Review by Caitlin Webb
With stellar gigs performed all over the London-based DIY scene that they call home and extensive radio play on shows like BBC Music Introducing, it’s been a big year for Big Joanie. The feminist punk trio have certainly ended 2018 with a bang thanks to the acclaim that’s already been given to their debut album Sistahs.
Opening track ‘New Year’ gradually leads listeners into the album’s core mantras of self-empowerment in the face of loss. Its sparse sound, neither overtly optimistic nor miserable, has a very raw quality to it matching the vulnerability present in vocalist Stephanie Phillips’ tone. With relatable lyrics avoiding the theatrics, it’s a pick-yourself-up kind of track to really energise you into action; in short, it’s the perfect start to a record as passionate as this.
This is followed up by the absolute banger that is leadoff single ‘Fall Asleep’, where memorable fuzzed-up riffs are paired with a crooning vocal line described by Pitchfork as “a subtle earworm”. In addition, the brilliant synth touches and clapping accompaniment that you’ll be itching to join in with prove their commitment to creativity and offbeat sounds. Rather than being constrained by the typical elements of punk, Big Joanie breathe life into them.

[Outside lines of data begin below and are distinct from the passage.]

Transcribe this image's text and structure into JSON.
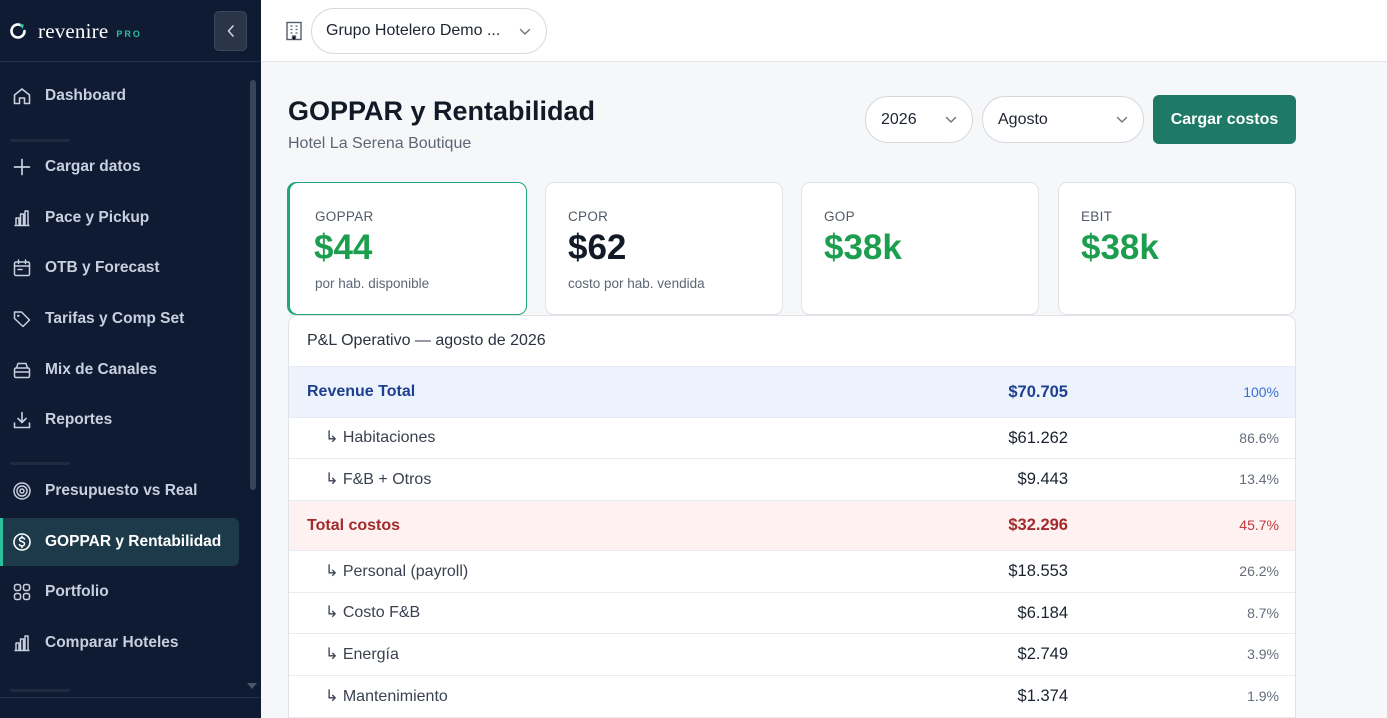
{
  "brand": {
    "name": "revenire",
    "tier": "PRO"
  },
  "sidebar": {
    "items": [
      {
        "label": "Dashboard"
      },
      {
        "label": "Cargar datos"
      },
      {
        "label": "Pace y Pickup"
      },
      {
        "label": "OTB y Forecast"
      },
      {
        "label": "Tarifas y Comp Set"
      },
      {
        "label": "Mix de Canales"
      },
      {
        "label": "Reportes"
      },
      {
        "label": "Presupuesto vs Real"
      },
      {
        "label": "GOPPAR y Rentabilidad",
        "active": true
      },
      {
        "label": "Portfolio"
      },
      {
        "label": "Comparar Hoteles"
      }
    ]
  },
  "topbar": {
    "group_select": "Grupo Hotelero Demo ..."
  },
  "header": {
    "title": "GOPPAR y Rentabilidad",
    "subtitle": "Hotel La Serena Boutique",
    "year": "2026",
    "month": "Agosto",
    "cta": "Cargar costos"
  },
  "kpis": [
    {
      "label": "GOPPAR",
      "value": "$44",
      "sub": "por hab. disponible"
    },
    {
      "label": "CPOR",
      "value": "$62",
      "sub": "costo por hab. vendida"
    },
    {
      "label": "GOP",
      "value": "$38k",
      "sub": ""
    },
    {
      "label": "EBIT",
      "value": "$38k",
      "sub": ""
    }
  ],
  "pl": {
    "title": "P&L Operativo — agosto de 2026",
    "rows": [
      {
        "name": "Revenue Total",
        "amount": "$70.705",
        "pct": "100%"
      },
      {
        "name": "↳ Habitaciones",
        "amount": "$61.262",
        "pct": "86.6%"
      },
      {
        "name": "↳ F&B + Otros",
        "amount": "$9.443",
        "pct": "13.4%"
      },
      {
        "name": "Total costos",
        "amount": "$32.296",
        "pct": "45.7%"
      },
      {
        "name": "↳ Personal (payroll)",
        "amount": "$18.553",
        "pct": "26.2%"
      },
      {
        "name": "↳ Costo F&B",
        "amount": "$6.184",
        "pct": "8.7%"
      },
      {
        "name": "↳ Energía",
        "amount": "$2.749",
        "pct": "3.9%"
      },
      {
        "name": "↳ Mantenimiento",
        "amount": "$1.374",
        "pct": "1.9%"
      }
    ]
  }
}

The influences of Sistahs are clearly eclectic both musically and lyrically, widening the scope of this record into something truly special. For instance, tracks like ‘Used to be Friends’ blend more riot-grrrl inspired clapping in the background and twanging guitars with a real sense of growth and honesty. Its lyrics are distinctly mature, tackling the harder aspects of self-care like cutting off toxic friendships with grace aided by a raw delivery.
Meanwhile, short and sweet tracks like ‘Down Down’ and ‘Tell A Lie’ flirt with gritty basslines and an atmospheric mix of delicate vocals and spoken word in a display of old-school rock power. This powerful punk energy also runs wild on ‘Token’, which calls out the reduction of women of colour to stereotypes with true pathos. While fighting spirit is still shown through the mocking style of the verses imitating a so-called ally, lines like “don’t think it really matters anyway” have a defeated quality of feeling resigned to the position of the token.
By allowing their true feelings to be at the forefront of their songwriting, the band create tracks that truly empower the listener; not only to rebel but to check their own activism, to continue growing, and to do better.
Buy Sistahs direct from Big Joanie on Bandcamp.
The band launch their album tonight at New River Studios.